§ **What is being asked**
Reply with nothing but the number of lines in the data below where the word "Search" occurs.

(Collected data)
***

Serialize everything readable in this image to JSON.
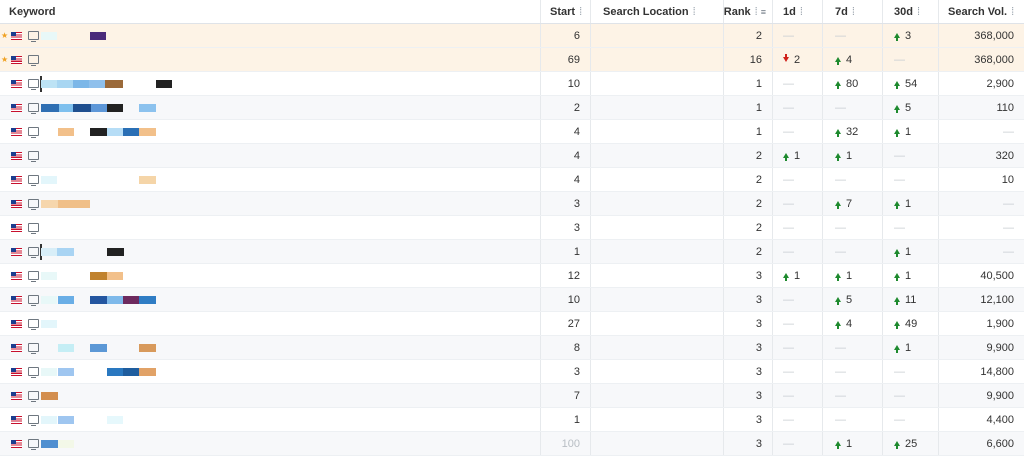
{
  "columns": {
    "keyword": "Keyword",
    "start": "Start",
    "location": "Search Location",
    "rank": "Rank",
    "d1": "1d",
    "d7": "7d",
    "d30": "30d",
    "volume": "Search Vol."
  },
  "empty": "—",
  "rows": [
    {
      "star": true,
      "start": "6",
      "rank": "2",
      "d1": null,
      "d7": null,
      "d30": {
        "dir": "up",
        "v": "3"
      },
      "vol": "368,000",
      "blocks": [
        {
          "c": "#e8f8f8",
          "l": 2,
          "w": 16
        },
        {
          "c": "#4a2a7a",
          "l": 51,
          "w": 16
        }
      ]
    },
    {
      "star": true,
      "start": "69",
      "rank": "16",
      "d1": {
        "dir": "down",
        "v": "2"
      },
      "d7": {
        "dir": "up",
        "v": "4"
      },
      "d30": null,
      "vol": "368,000",
      "blocks": []
    },
    {
      "start": "10",
      "rank": "1",
      "d1": null,
      "d7": {
        "dir": "up",
        "v": "80"
      },
      "d30": {
        "dir": "up",
        "v": "54"
      },
      "vol": "2,900",
      "cursor": true,
      "blocks": [
        {
          "c": "#bde3f5",
          "l": 2,
          "w": 16
        },
        {
          "c": "#a8d6f2",
          "l": 18,
          "w": 16
        },
        {
          "c": "#7cb7e8",
          "l": 34,
          "w": 16
        },
        {
          "c": "#8fc0ec",
          "l": 50,
          "w": 16
        },
        {
          "c": "#6ea6de",
          "l": 66,
          "w": 16
        },
        {
          "c": "#9b6a3a",
          "l": 66,
          "w": 18
        },
        {
          "c": "#222",
          "l": 117,
          "w": 16
        }
      ]
    },
    {
      "start": "2",
      "rank": "1",
      "d1": null,
      "d7": null,
      "d30": {
        "dir": "up",
        "v": "5"
      },
      "vol": "110",
      "blocks": [
        {
          "c": "#2f6fb3",
          "l": 2,
          "w": 18
        },
        {
          "c": "#7ec0ee",
          "l": 20,
          "w": 14
        },
        {
          "c": "#1f4f8f",
          "l": 34,
          "w": 18
        },
        {
          "c": "#5d97d8",
          "l": 52,
          "w": 16
        },
        {
          "c": "#222",
          "l": 68,
          "w": 16
        },
        {
          "c": "#8cc2ee",
          "l": 100,
          "w": 17
        }
      ]
    },
    {
      "start": "4",
      "rank": "1",
      "d1": null,
      "d7": {
        "dir": "up",
        "v": "32"
      },
      "d30": {
        "dir": "up",
        "v": "1"
      },
      "vol": null,
      "blocks": [
        {
          "c": "#f2c08a",
          "l": 19,
          "w": 16
        },
        {
          "c": "#222",
          "l": 51,
          "w": 17
        },
        {
          "c": "#b6ddf6",
          "l": 68,
          "w": 16
        },
        {
          "c": "#2a6fb5",
          "l": 84,
          "w": 16
        },
        {
          "c": "#f2c08a",
          "l": 100,
          "w": 17
        }
      ]
    },
    {
      "start": "4",
      "rank": "2",
      "d1": {
        "dir": "up",
        "v": "1"
      },
      "d7": {
        "dir": "up",
        "v": "1"
      },
      "d30": null,
      "vol": "320",
      "blocks": []
    },
    {
      "start": "4",
      "rank": "2",
      "d1": null,
      "d7": null,
      "d30": null,
      "vol": "10",
      "blocks": [
        {
          "c": "#e3f6fb",
          "l": 2,
          "w": 16
        },
        {
          "c": "#f5d5a8",
          "l": 100,
          "w": 17
        }
      ]
    },
    {
      "start": "3",
      "rank": "2",
      "d1": null,
      "d7": {
        "dir": "up",
        "v": "7"
      },
      "d30": {
        "dir": "up",
        "v": "1"
      },
      "vol": null,
      "blocks": [
        {
          "c": "#f6d6ac",
          "l": 2,
          "w": 17
        },
        {
          "c": "#f0bf88",
          "l": 19,
          "w": 32
        }
      ]
    },
    {
      "start": "3",
      "rank": "2",
      "d1": null,
      "d7": null,
      "d30": null,
      "vol": null,
      "blocks": []
    },
    {
      "start": "1",
      "rank": "2",
      "d1": null,
      "d7": null,
      "d30": {
        "dir": "up",
        "v": "1"
      },
      "vol": null,
      "cursor": true,
      "blocks": [
        {
          "c": "#d8eef8",
          "l": 2,
          "w": 16
        },
        {
          "c": "#a9d4f3",
          "l": 18,
          "w": 17
        },
        {
          "c": "#222",
          "l": 68,
          "w": 17
        }
      ]
    },
    {
      "start": "12",
      "rank": "3",
      "d1": {
        "dir": "up",
        "v": "1"
      },
      "d7": {
        "dir": "up",
        "v": "1"
      },
      "d30": {
        "dir": "up",
        "v": "1"
      },
      "vol": "40,500",
      "blocks": [
        {
          "c": "#e8f8f8",
          "l": 2,
          "w": 16
        },
        {
          "c": "#c0822e",
          "l": 51,
          "w": 17
        },
        {
          "c": "#f2c08a",
          "l": 68,
          "w": 16
        }
      ]
    },
    {
      "start": "10",
      "rank": "3",
      "d1": null,
      "d7": {
        "dir": "up",
        "v": "5"
      },
      "d30": {
        "dir": "up",
        "v": "11"
      },
      "vol": "12,100",
      "blocks": [
        {
          "c": "#e8f8f8",
          "l": 2,
          "w": 16
        },
        {
          "c": "#6aaee6",
          "l": 19,
          "w": 16
        },
        {
          "c": "#2456a0",
          "l": 51,
          "w": 17
        },
        {
          "c": "#7eb9ea",
          "l": 68,
          "w": 16
        },
        {
          "c": "#6d2a5e",
          "l": 84,
          "w": 16
        },
        {
          "c": "#2f7dc4",
          "l": 100,
          "w": 17
        }
      ]
    },
    {
      "start": "27",
      "rank": "3",
      "d1": null,
      "d7": {
        "dir": "up",
        "v": "4"
      },
      "d30": {
        "dir": "up",
        "v": "49"
      },
      "vol": "1,900",
      "blocks": [
        {
          "c": "#e3f6fb",
          "l": 2,
          "w": 16
        }
      ]
    },
    {
      "start": "8",
      "rank": "3",
      "d1": null,
      "d7": null,
      "d30": {
        "dir": "up",
        "v": "1"
      },
      "vol": "9,900",
      "blocks": [
        {
          "c": "#c5eef5",
          "l": 19,
          "w": 16
        },
        {
          "c": "#5c98d6",
          "l": 51,
          "w": 17
        },
        {
          "c": "#d89a5c",
          "l": 100,
          "w": 17
        }
      ]
    },
    {
      "start": "3",
      "rank": "3",
      "d1": null,
      "d7": null,
      "d30": null,
      "vol": "14,800",
      "blocks": [
        {
          "c": "#e8f8f8",
          "l": 2,
          "w": 16
        },
        {
          "c": "#9fc6f0",
          "l": 19,
          "w": 16
        },
        {
          "c": "#2a78c0",
          "l": 68,
          "w": 16
        },
        {
          "c": "#1f5d9e",
          "l": 84,
          "w": 16
        },
        {
          "c": "#e1a267",
          "l": 100,
          "w": 17
        }
      ]
    },
    {
      "start": "7",
      "rank": "3",
      "d1": null,
      "d7": null,
      "d30": null,
      "vol": "9,900",
      "blocks": [
        {
          "c": "#d38e4e",
          "l": 2,
          "w": 17
        }
      ]
    },
    {
      "start": "1",
      "rank": "3",
      "d1": null,
      "d7": null,
      "d30": null,
      "vol": "4,400",
      "blocks": [
        {
          "c": "#e3f6fb",
          "l": 2,
          "w": 16
        },
        {
          "c": "#9fc6f0",
          "l": 19,
          "w": 16
        },
        {
          "c": "#e6f8fc",
          "l": 68,
          "w": 16
        }
      ]
    },
    {
      "start": "100",
      "startFaded": true,
      "rank": "3",
      "d1": null,
      "d7": {
        "dir": "up",
        "v": "1"
      },
      "d30": {
        "dir": "up",
        "v": "25"
      },
      "vol": "6,600",
      "blocks": [
        {
          "c": "#4f8fd0",
          "l": 2,
          "w": 17
        },
        {
          "c": "#f3f8e8",
          "l": 19,
          "w": 16
        }
      ]
    }
  ]
}
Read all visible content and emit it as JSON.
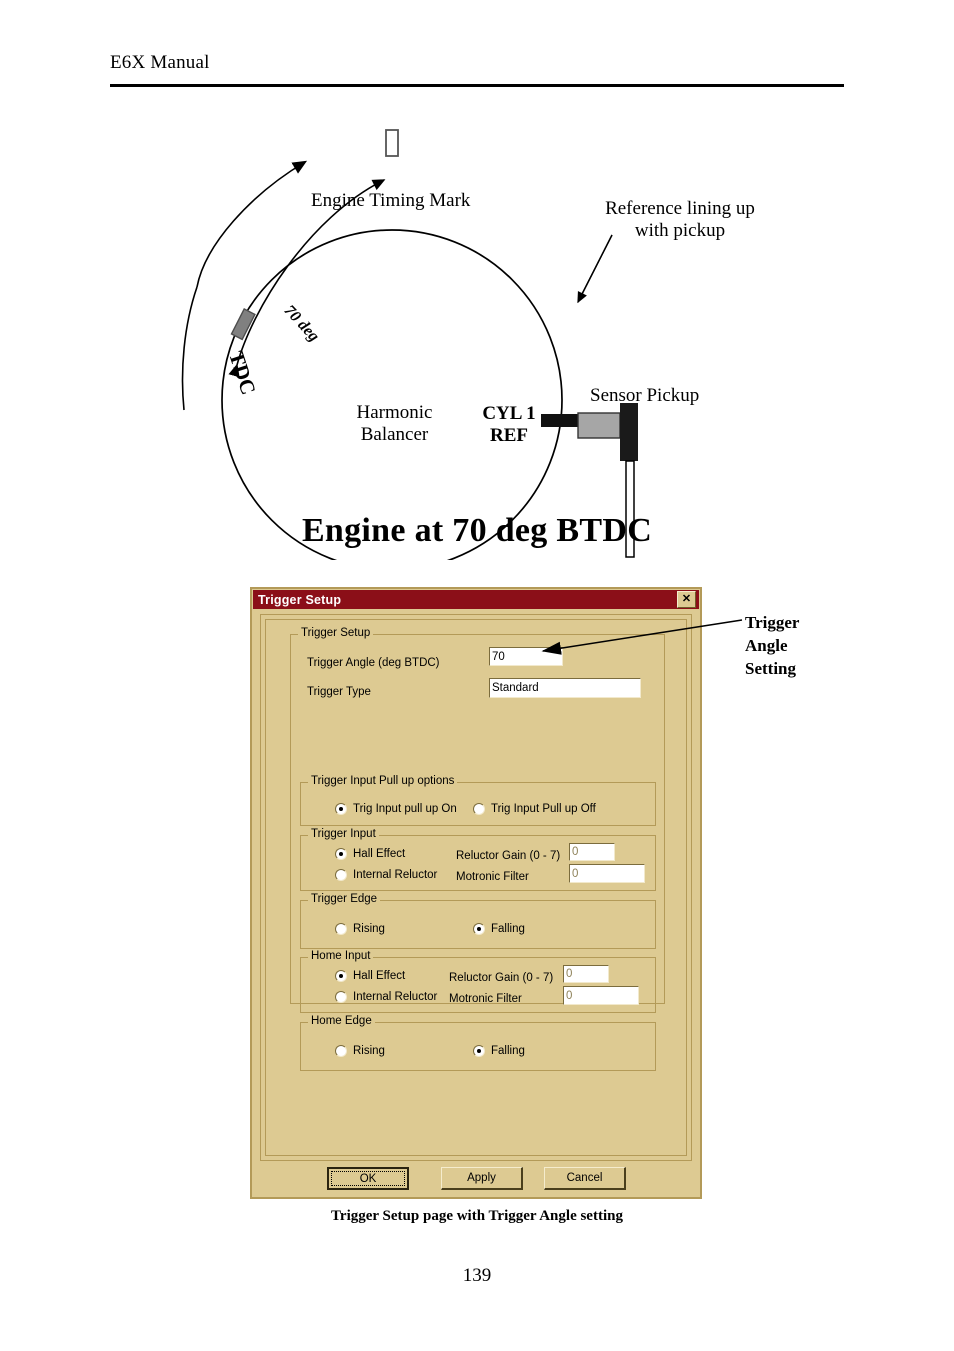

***

§ **Solution to this exercise**
2